[Web page and app entries]
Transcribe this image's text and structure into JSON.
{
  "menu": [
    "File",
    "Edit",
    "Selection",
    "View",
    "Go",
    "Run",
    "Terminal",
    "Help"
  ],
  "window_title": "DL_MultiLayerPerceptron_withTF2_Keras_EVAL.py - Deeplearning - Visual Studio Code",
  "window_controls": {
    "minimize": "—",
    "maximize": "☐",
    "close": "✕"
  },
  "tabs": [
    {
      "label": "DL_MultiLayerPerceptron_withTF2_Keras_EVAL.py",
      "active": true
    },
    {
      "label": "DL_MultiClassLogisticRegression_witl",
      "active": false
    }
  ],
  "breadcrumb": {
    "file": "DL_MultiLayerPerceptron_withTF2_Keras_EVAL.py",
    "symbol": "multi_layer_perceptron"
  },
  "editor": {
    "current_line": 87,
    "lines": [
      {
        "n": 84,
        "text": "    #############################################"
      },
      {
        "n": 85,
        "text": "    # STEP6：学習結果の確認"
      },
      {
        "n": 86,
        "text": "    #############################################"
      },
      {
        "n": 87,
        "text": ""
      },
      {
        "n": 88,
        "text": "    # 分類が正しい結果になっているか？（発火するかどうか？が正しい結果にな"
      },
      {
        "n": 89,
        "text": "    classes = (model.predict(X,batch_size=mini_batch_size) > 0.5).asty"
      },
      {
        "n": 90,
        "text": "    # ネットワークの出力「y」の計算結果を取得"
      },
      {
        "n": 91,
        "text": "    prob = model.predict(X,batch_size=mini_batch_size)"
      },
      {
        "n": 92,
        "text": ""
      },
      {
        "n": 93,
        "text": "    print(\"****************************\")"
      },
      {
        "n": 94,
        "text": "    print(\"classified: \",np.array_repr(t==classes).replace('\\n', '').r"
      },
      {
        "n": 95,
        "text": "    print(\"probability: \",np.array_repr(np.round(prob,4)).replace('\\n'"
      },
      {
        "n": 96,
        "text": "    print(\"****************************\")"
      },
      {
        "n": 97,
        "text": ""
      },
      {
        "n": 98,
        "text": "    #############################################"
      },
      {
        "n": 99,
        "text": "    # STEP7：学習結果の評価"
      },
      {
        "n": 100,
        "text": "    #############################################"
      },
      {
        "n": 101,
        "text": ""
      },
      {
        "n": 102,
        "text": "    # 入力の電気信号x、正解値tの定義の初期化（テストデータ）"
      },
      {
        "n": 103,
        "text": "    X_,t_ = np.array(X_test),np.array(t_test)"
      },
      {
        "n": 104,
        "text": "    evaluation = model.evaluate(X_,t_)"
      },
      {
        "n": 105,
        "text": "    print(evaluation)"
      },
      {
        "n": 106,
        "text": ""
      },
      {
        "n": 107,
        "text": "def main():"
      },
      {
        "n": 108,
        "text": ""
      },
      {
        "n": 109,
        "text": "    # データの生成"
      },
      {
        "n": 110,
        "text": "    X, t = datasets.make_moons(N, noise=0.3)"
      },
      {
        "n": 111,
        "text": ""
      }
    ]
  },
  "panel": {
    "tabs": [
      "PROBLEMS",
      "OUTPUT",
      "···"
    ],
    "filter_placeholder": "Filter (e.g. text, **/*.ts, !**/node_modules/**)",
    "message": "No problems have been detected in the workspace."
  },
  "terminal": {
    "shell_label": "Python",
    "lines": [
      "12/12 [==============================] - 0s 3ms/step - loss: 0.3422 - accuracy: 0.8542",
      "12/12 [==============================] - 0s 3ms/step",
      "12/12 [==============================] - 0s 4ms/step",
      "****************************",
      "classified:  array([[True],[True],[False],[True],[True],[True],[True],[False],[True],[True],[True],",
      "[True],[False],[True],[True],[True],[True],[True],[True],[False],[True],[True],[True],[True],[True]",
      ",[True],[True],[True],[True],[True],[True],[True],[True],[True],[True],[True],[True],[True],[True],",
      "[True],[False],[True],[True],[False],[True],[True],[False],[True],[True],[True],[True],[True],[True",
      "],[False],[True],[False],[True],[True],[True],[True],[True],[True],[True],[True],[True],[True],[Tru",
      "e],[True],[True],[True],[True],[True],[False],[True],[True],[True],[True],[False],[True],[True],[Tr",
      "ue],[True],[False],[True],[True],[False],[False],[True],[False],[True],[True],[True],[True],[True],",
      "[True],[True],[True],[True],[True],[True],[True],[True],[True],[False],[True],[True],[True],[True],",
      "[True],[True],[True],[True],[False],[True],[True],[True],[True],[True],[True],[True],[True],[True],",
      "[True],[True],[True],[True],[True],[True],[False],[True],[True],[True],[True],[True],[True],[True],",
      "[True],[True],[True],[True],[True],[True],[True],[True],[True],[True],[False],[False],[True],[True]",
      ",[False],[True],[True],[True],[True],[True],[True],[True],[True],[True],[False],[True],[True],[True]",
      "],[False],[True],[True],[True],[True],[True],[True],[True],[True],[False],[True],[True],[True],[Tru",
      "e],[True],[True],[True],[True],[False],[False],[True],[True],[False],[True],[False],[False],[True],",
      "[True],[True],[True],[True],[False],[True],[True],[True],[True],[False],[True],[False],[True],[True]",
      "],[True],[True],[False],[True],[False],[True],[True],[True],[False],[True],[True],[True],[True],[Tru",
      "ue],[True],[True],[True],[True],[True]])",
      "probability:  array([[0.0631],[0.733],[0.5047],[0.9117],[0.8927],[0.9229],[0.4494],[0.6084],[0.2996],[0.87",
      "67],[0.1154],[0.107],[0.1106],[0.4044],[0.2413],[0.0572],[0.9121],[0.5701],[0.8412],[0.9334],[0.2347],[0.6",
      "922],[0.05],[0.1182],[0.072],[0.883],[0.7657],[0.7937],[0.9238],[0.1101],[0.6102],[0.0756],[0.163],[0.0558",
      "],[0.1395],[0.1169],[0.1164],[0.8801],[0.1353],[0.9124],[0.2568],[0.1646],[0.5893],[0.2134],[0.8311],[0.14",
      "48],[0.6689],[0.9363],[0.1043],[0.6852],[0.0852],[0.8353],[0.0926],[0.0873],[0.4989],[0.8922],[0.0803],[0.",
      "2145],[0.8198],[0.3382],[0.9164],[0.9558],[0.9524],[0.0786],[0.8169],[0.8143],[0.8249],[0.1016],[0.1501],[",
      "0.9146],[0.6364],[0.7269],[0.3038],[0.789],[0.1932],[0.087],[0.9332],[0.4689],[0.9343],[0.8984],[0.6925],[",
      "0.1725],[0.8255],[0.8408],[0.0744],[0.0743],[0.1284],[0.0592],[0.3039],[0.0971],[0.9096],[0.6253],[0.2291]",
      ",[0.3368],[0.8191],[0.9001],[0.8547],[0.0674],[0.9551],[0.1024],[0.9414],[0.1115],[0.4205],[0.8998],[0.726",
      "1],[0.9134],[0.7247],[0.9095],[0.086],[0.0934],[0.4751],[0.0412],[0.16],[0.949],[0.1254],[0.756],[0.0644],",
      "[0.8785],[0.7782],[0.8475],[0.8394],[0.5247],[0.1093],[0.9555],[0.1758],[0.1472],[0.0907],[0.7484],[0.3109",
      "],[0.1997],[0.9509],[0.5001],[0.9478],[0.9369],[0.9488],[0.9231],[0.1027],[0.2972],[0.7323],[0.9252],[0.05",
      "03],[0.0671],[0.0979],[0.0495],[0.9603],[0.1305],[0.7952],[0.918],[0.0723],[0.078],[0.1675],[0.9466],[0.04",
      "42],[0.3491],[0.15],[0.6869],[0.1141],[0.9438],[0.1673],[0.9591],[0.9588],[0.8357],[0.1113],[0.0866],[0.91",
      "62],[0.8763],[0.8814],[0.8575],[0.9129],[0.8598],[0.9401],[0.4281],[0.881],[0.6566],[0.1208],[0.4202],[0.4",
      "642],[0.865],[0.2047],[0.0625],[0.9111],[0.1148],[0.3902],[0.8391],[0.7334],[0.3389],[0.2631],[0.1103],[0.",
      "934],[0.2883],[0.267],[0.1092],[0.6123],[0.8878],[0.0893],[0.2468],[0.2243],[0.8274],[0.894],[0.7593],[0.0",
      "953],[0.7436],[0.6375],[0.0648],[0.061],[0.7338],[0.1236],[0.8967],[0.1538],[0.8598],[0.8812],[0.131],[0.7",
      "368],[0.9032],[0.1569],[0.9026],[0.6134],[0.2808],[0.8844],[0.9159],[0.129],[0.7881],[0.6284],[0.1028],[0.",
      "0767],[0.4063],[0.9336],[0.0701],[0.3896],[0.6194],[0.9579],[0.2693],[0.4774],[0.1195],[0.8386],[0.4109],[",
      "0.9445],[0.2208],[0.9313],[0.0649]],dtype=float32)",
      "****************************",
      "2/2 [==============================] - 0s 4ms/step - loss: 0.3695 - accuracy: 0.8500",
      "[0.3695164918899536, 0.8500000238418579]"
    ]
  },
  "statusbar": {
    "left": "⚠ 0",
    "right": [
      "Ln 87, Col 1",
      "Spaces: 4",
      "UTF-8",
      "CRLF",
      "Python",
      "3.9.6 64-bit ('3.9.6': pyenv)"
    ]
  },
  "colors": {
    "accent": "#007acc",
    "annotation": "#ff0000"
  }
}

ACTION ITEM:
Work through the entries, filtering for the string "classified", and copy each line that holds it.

RESPONSE:
        "text": "    print(\"classified: \",np.array_repr(t==classes).replace('\\n', '').r"
      "classified:  array([[True],[True],[False],[True],[True],[True],[True],[False],[True],[True],[True],",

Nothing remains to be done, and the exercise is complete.